— Directions —
Nothing but the records, repeated word for word and free of pictures, belongs in the answer.

Items from an interface collection
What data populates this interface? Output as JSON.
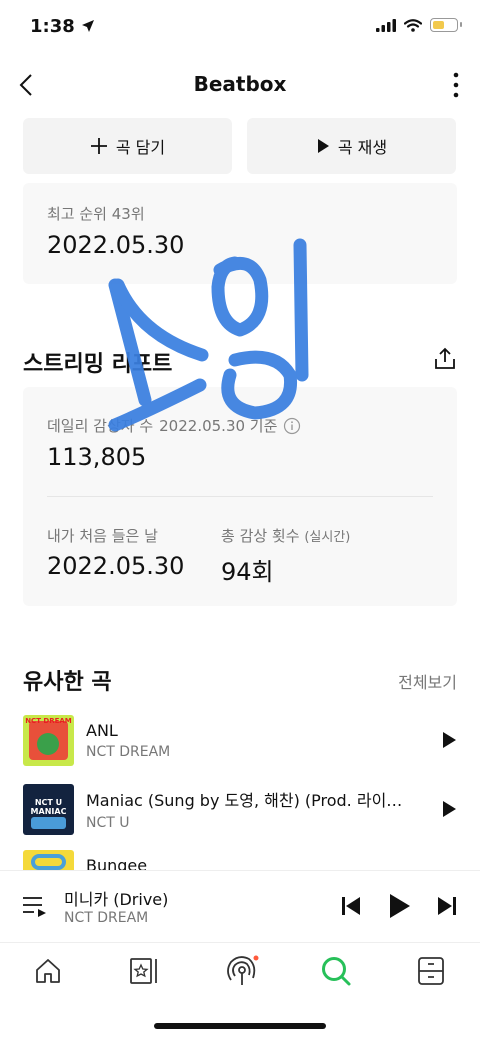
{
  "status": {
    "time": "1:38"
  },
  "header": {
    "title": "Beatbox"
  },
  "actions": {
    "add_label": "곡 담기",
    "play_label": "곡 재생"
  },
  "rank_card": {
    "label": "최고 순위 43위",
    "date": "2022.05.30"
  },
  "stream_report": {
    "title": "스트리밍 리포트",
    "daily_label": "데일리 감상자 수",
    "daily_date": "2022.05.30 기준",
    "daily_value": "113,805",
    "first_listen_label": "내가 처음 들은 날",
    "first_listen_value": "2022.05.30",
    "total_plays_label": "총 감상 횟수",
    "total_plays_sub": "(실시간)",
    "total_plays_value": "94회"
  },
  "similar": {
    "title": "유사한 곡",
    "see_all": "전체보기",
    "songs": [
      {
        "title": "ANL",
        "artist": "NCT DREAM",
        "cover_text": "NCT DREAM"
      },
      {
        "title": "Maniac (Sung by 도영, 해찬) (Prod. 라이…",
        "artist": "NCT U",
        "cover_text": "NCT U MANIAC"
      },
      {
        "title": "Bungee",
        "artist": ""
      }
    ]
  },
  "now_playing": {
    "title": "미니카 (Drive)",
    "artist": "NCT DREAM"
  },
  "tabs": [
    {
      "name": "home"
    },
    {
      "name": "library"
    },
    {
      "name": "podcast"
    },
    {
      "name": "search"
    },
    {
      "name": "storage"
    }
  ],
  "handwriting": {
    "text": "스밍"
  },
  "colors": {
    "accent": "#27c059",
    "handwriting": "#3a7fe0",
    "badge": "#ff5a3c"
  }
}
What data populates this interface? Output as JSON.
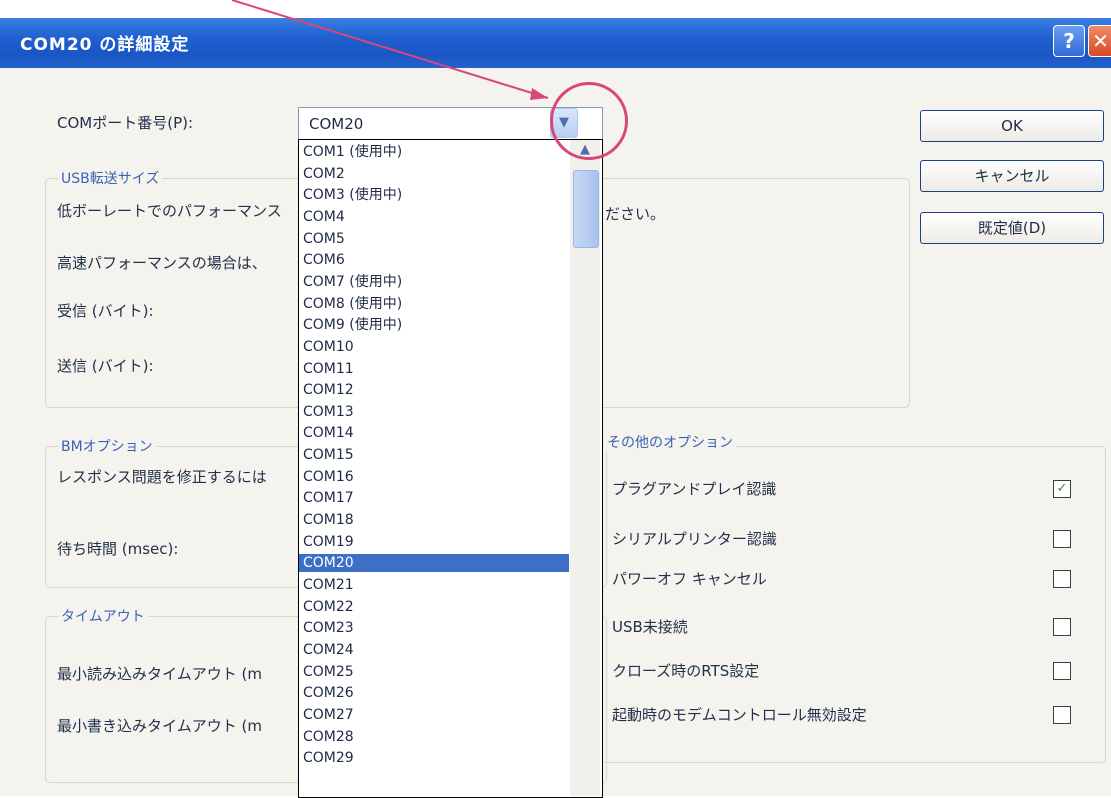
{
  "window": {
    "title": "COM20 の詳細設定",
    "help_glyph": "?",
    "close_glyph": "✕"
  },
  "com_port": {
    "label": "COMポート番号(P):",
    "selected": "COM20",
    "options": [
      "COM1 (使用中)",
      "COM2",
      "COM3 (使用中)",
      "COM4",
      "COM5",
      "COM6",
      "COM7 (使用中)",
      "COM8 (使用中)",
      "COM9 (使用中)",
      "COM10",
      "COM11",
      "COM12",
      "COM13",
      "COM14",
      "COM15",
      "COM16",
      "COM17",
      "COM18",
      "COM19",
      "COM20",
      "COM21",
      "COM22",
      "COM23",
      "COM24",
      "COM25",
      "COM26",
      "COM27",
      "COM28",
      "COM29"
    ],
    "selected_index": 19
  },
  "buttons": {
    "ok": "OK",
    "cancel": "キャンセル",
    "defaults": "既定値(D)"
  },
  "usb_transfer": {
    "legend": "USB転送サイズ",
    "line1": "低ボーレートでのパフォーマンス",
    "line1_tail": "ださい。",
    "line2": "高速パフォーマンスの場合は、",
    "receive": "受信 (バイト):",
    "send": "送信 (バイト):"
  },
  "bm_options": {
    "legend": "BMオプション",
    "line1": "レスポンス問題を修正するには",
    "wait": "待ち時間 (msec):"
  },
  "timeout": {
    "legend": "タイムアウト",
    "read": "最小読み込みタイムアウト (m",
    "write": "最小書き込みタイムアウト (m"
  },
  "other_options": {
    "legend": "その他のオプション",
    "items": [
      {
        "label": "プラグアンドプレイ認識",
        "checked": true
      },
      {
        "label": "シリアルプリンター認識",
        "checked": false
      },
      {
        "label": "パワーオフ キャンセル",
        "checked": false
      },
      {
        "label": "USB未接続",
        "checked": false
      },
      {
        "label": "クローズ時のRTS設定",
        "checked": false
      },
      {
        "label": "起動時のモデムコントロール無効設定",
        "checked": false
      }
    ]
  },
  "colors": {
    "title_bar": "#1f5fd0",
    "selection": "#3d6fc7",
    "annotation": "#d8467a"
  }
}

— Task output —
What data populates this interface? Output as JSON.
{
  "status": {
    "time": "1:38"
  },
  "header": {
    "title": "Beatbox"
  },
  "actions": {
    "add_label": "곡 담기",
    "play_label": "곡 재생"
  },
  "rank_card": {
    "label": "최고 순위 43위",
    "date": "2022.05.30"
  },
  "stream_report": {
    "title": "스트리밍 리포트",
    "daily_label": "데일리 감상자 수",
    "daily_date": "2022.05.30 기준",
    "daily_value": "113,805",
    "first_listen_label": "내가 처음 들은 날",
    "first_listen_value": "2022.05.30",
    "total_plays_label": "총 감상 횟수",
    "total_plays_sub": "(실시간)",
    "total_plays_value": "94회"
  },
  "similar": {
    "title": "유사한 곡",
    "see_all": "전체보기",
    "songs": [
      {
        "title": "ANL",
        "artist": "NCT DREAM",
        "cover_text": "NCT DREAM"
      },
      {
        "title": "Maniac (Sung by 도영, 해찬) (Prod. 라이…",
        "artist": "NCT U",
        "cover_text": "NCT U MANIAC"
      },
      {
        "title": "Bungee",
        "artist": ""
      }
    ]
  },
  "now_playing": {
    "title": "미니카 (Drive)",
    "artist": "NCT DREAM"
  },
  "tabs": [
    {
      "name": "home"
    },
    {
      "name": "library"
    },
    {
      "name": "podcast"
    },
    {
      "name": "search"
    },
    {
      "name": "storage"
    }
  ],
  "handwriting": {
    "text": "스밍"
  },
  "colors": {
    "accent": "#27c059",
    "handwriting": "#3a7fe0",
    "badge": "#ff5a3c"
  }
}
What data populates this interface? Output as JSON.
{
  "window": {
    "title": "COM20 の詳細設定",
    "help_glyph": "?",
    "close_glyph": "✕"
  },
  "com_port": {
    "label": "COMポート番号(P):",
    "selected": "COM20",
    "options": [
      "COM1 (使用中)",
      "COM2",
      "COM3 (使用中)",
      "COM4",
      "COM5",
      "COM6",
      "COM7 (使用中)",
      "COM8 (使用中)",
      "COM9 (使用中)",
      "COM10",
      "COM11",
      "COM12",
      "COM13",
      "COM14",
      "COM15",
      "COM16",
      "COM17",
      "COM18",
      "COM19",
      "COM20",
      "COM21",
      "COM22",
      "COM23",
      "COM24",
      "COM25",
      "COM26",
      "COM27",
      "COM28",
      "COM29"
    ],
    "selected_index": 19
  },
  "buttons": {
    "ok": "OK",
    "cancel": "キャンセル",
    "defaults": "既定値(D)"
  },
  "usb_transfer": {
    "legend": "USB転送サイズ",
    "line1": "低ボーレートでのパフォーマンス",
    "line1_tail": "ださい。",
    "line2": "高速パフォーマンスの場合は、",
    "receive": "受信 (バイト):",
    "send": "送信 (バイト):"
  },
  "bm_options": {
    "legend": "BMオプション",
    "line1": "レスポンス問題を修正するには",
    "wait": "待ち時間 (msec):"
  },
  "timeout": {
    "legend": "タイムアウト",
    "read": "最小読み込みタイムアウト (m",
    "write": "最小書き込みタイムアウト (m"
  },
  "other_options": {
    "legend": "その他のオプション",
    "items": [
      {
        "label": "プラグアンドプレイ認識",
        "checked": true
      },
      {
        "label": "シリアルプリンター認識",
        "checked": false
      },
      {
        "label": "パワーオフ キャンセル",
        "checked": false
      },
      {
        "label": "USB未接続",
        "checked": false
      },
      {
        "label": "クローズ時のRTS設定",
        "checked": false
      },
      {
        "label": "起動時のモデムコントロール無効設定",
        "checked": false
      }
    ]
  },
  "colors": {
    "title_bar": "#1f5fd0",
    "selection": "#3d6fc7",
    "annotation": "#d8467a"
  }
}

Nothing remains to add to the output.